First, the creditor needs to have a judgment against the person who owes them money. These are often obtained by a default judgment, which is where the person being sued didn’t bother responding to the lawsuit.
Why would someone not even bother responding to a lawsuit? Frequently, people who owe a lot of money, especially to many different creditors, don’t respond to lawsuits against them because they are either too overwhelmed or they can’t afford a lawyer.
2. Ask Yourself If The Judgment Debtor Has Any Money.
The purpose of the judgment debtor examination is to find out if the debtor has any money, but you don’t want to waste your time or money if you know the debtor doesn’t have anything.
If you know that the debtor is on the verge of declaring bankruptcy, or homeless, or a drug addict, or has taken a vow of poverty and owns nothing more than the clothes on their back, then don’t waste your time.
Also, if you have no idea where the debtor is living, then you probably won’t be able to find them to serve the papers. So it could also be a waste of your time if you can’t find them.
If the debtor’s last name is Rockefeller or Vanderbilt, then ignore the above and proceed to step 3.
3. Apply for an OEX.
The next step is to fill out an application called an “Application and Order for Appearance and Examination” . You should also contact the court where you got the judgment and find out how and when they schedule the examinations.
You will then need to serve the papers on the debtor, which sometimes is easier said than done.
4. Conduct the Examination.
OK, here’s the interesting part. The court will schedule a date for the examination hearing. At the hearing, the judge will swear in the debtor, who will be under oath and required to answer all questions truthfully, under penalty of perjury.
Although the debtor is under oath, the actual examination is fairly informal. Each court treats them differently, but usually the creditor and debtor and their attorneys go into the hallway or a quiet corner of the courthouse and simply go through all the questions.
If there is a lot of money at stake, then it may be worth paying for a court reporter to take notes.
I’ve found these exams go one of two ways: either the debtor has money or they don’t. If they don’t, then it’s a waste of your time.

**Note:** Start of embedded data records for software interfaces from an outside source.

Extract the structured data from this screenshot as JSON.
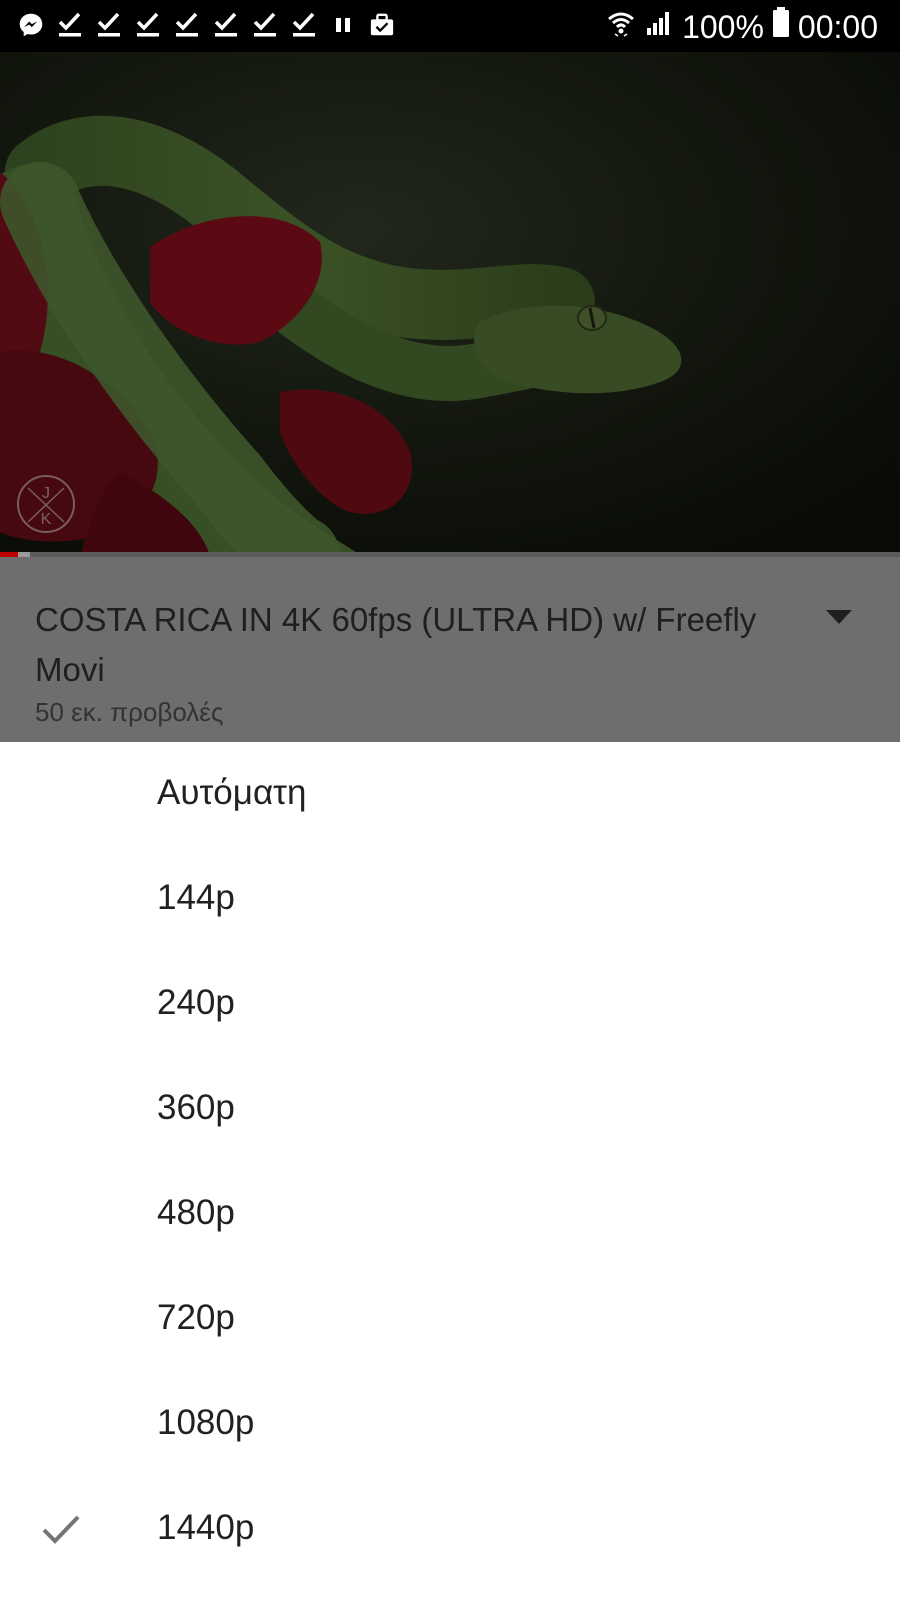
{
  "status_bar": {
    "left_icons": [
      "messenger-icon",
      "check-icon",
      "check-icon",
      "check-icon",
      "check-icon",
      "check-icon",
      "check-icon",
      "check-icon",
      "pause-icon",
      "briefcase-icon"
    ],
    "battery_text": "100%",
    "time": "00:00"
  },
  "video": {
    "watermark_letters": "J K",
    "progress": 0.02,
    "title": "COSTA RICA IN 4K 60fps (ULTRA HD) w/ Freefly Movi",
    "views": "50 εκ. προβολές"
  },
  "quality_menu": {
    "selected": "1440p",
    "options": [
      {
        "label": "Αυτόματη"
      },
      {
        "label": "144p"
      },
      {
        "label": "240p"
      },
      {
        "label": "360p"
      },
      {
        "label": "480p"
      },
      {
        "label": "720p"
      },
      {
        "label": "1080p"
      },
      {
        "label": "1440p"
      }
    ]
  },
  "colors": {
    "status_bar_bg": "#000000",
    "dim_overlay": "#6e6e6e",
    "sheet_bg": "#ffffff",
    "progress": "#c00000"
  }
}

If they do, they could still declare bankruptcy, although if they make too much money or have too many assets then they may not want to declare bankruptcy and risk losing their assets.
A third option is sometimes the pain and embarrassment of having to answer private, personal financial questions may finally convince the debtor to settle.

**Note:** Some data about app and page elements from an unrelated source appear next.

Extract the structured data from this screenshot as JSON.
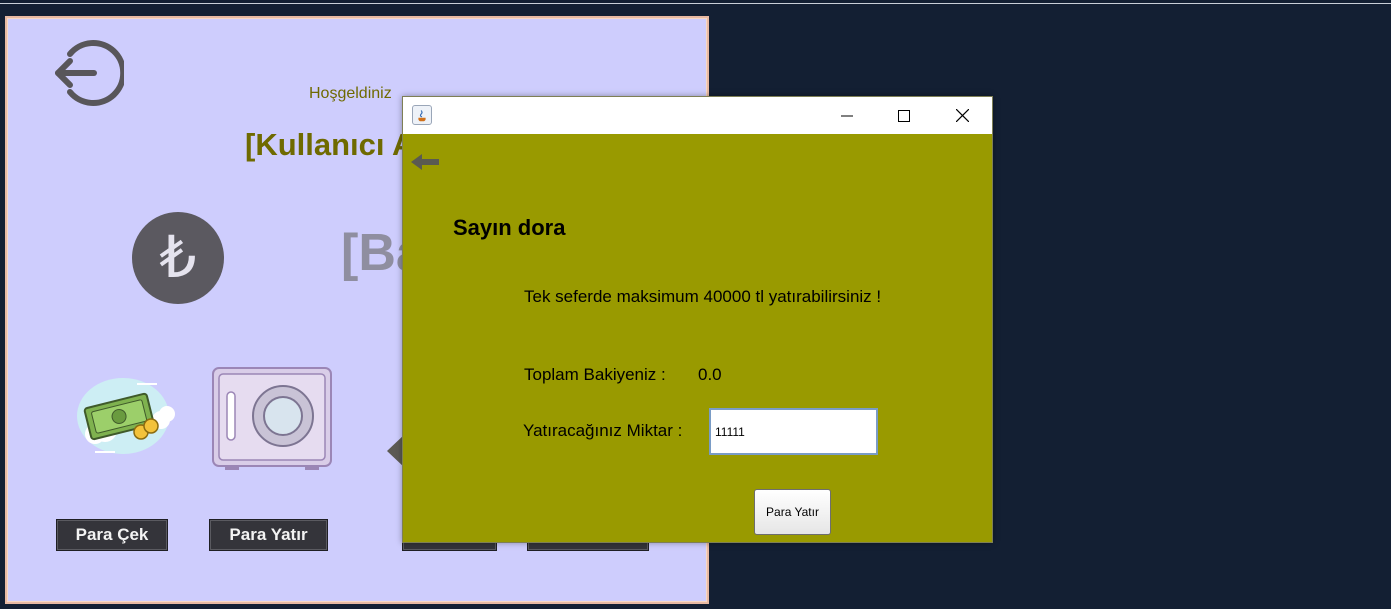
{
  "main_window": {
    "welcome": "Hoşgeldiniz",
    "user_name": "[Kullanıcı A",
    "lira_symbol": "₺",
    "balance_label": "[Ba",
    "buttons": {
      "withdraw": "Para Çek",
      "deposit": "Para Yatır"
    }
  },
  "dialog": {
    "greeting": "Sayın dora",
    "info": "Tek seferde maksimum 40000 tl yatırabilirsiniz !",
    "balance_label": "Toplam Bakiyeniz :",
    "balance_value": "0.0",
    "amount_label": "Yatıracağınız Miktar :",
    "amount_value": "11111",
    "deposit_button": "Para Yatır"
  },
  "icons": {
    "logout": "logout-icon",
    "lira": "lira-icon",
    "money": "money-icon",
    "safe": "safe-icon",
    "back": "back-arrow-icon",
    "app": "java-icon",
    "minimize": "minimize-icon",
    "maximize": "maximize-icon",
    "close": "close-icon"
  },
  "colors": {
    "desktop": "#131f33",
    "main_bg": "#cecdfd",
    "dialog_bg": "#999a00",
    "title_text": "#6f6a00",
    "dark_button": "#34343a"
  }
}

The judgment creditor is given wide latitude to ask almost any relevant question about the debtor’s assets, debts, and income. Here’s a list of sample questions to ask the debtor.

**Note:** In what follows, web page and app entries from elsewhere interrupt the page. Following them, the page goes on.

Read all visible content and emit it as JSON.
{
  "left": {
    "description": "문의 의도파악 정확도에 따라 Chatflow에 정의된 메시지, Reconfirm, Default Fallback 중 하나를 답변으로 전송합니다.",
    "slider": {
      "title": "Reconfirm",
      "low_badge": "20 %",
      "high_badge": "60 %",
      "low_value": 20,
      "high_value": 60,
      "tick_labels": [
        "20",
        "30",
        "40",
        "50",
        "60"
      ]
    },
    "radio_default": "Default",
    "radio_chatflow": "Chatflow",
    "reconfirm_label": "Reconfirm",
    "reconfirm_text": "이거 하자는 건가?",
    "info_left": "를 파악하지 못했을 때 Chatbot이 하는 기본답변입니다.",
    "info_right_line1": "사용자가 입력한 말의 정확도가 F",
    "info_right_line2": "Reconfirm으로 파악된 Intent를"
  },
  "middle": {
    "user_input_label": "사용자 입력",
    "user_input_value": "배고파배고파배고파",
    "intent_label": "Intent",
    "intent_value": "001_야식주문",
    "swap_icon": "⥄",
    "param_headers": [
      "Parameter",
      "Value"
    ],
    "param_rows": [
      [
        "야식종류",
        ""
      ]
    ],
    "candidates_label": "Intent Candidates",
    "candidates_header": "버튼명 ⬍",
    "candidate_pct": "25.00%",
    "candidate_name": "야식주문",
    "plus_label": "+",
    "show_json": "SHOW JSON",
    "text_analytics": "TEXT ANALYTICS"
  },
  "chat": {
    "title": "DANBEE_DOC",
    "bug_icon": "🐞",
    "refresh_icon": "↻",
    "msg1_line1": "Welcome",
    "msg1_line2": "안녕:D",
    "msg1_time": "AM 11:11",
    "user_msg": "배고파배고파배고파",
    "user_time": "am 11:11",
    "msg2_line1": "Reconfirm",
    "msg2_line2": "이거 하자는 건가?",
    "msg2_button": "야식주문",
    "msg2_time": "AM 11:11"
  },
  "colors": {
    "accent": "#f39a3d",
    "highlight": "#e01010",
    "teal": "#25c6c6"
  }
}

When you do the examination, you should find out if the judgment debtor has any assets that are worth pursuing. Do they have a job? Do they own a house? Do they have a car that was made more recently than the Nixon administration? Do they have a rich friend who owes them a couple hundred thousand dollars for helping them to start a company?
By the way, if the debtor doesn’t show up, you can have a bench warrant issued for their arrest. That tends to get their attention.
5. Ask the Court for a Turnover Order.
Assuming the debtor has more money than Wimpy from Popeye (the one who always said “I will gladly pay you on Tuesday for a hamburger today”), then you are going to want to do a turnover order.
A turnover order is an order by the court that the debtor must turn over certain nonexempt assets to the creditor towards satisfaction of the debt. It’s a helpful tool in collecting the assets.
Once you have done all of the above, your job is not done. You’ll need to use the Writ of Examination procedure to continue moving towards actually seizing and collecting on the debt.
I told you it wasn’t easy.
- 5 Reasons You and Your Business Are Going to Get Sued
- What to Do If You Get Sued: Your 8 Step Plan
- How to Negotiate Like a Lawyer
- How to Fight Back If Someone Who Owes You Money Declares Bankruptcy
- The 5 Biggest Mistakes of Parties Who Represent Themselves in Court Without a Lawyer
- How to Write A Demand Letter
Photo credit: Flickr/ danielmoyle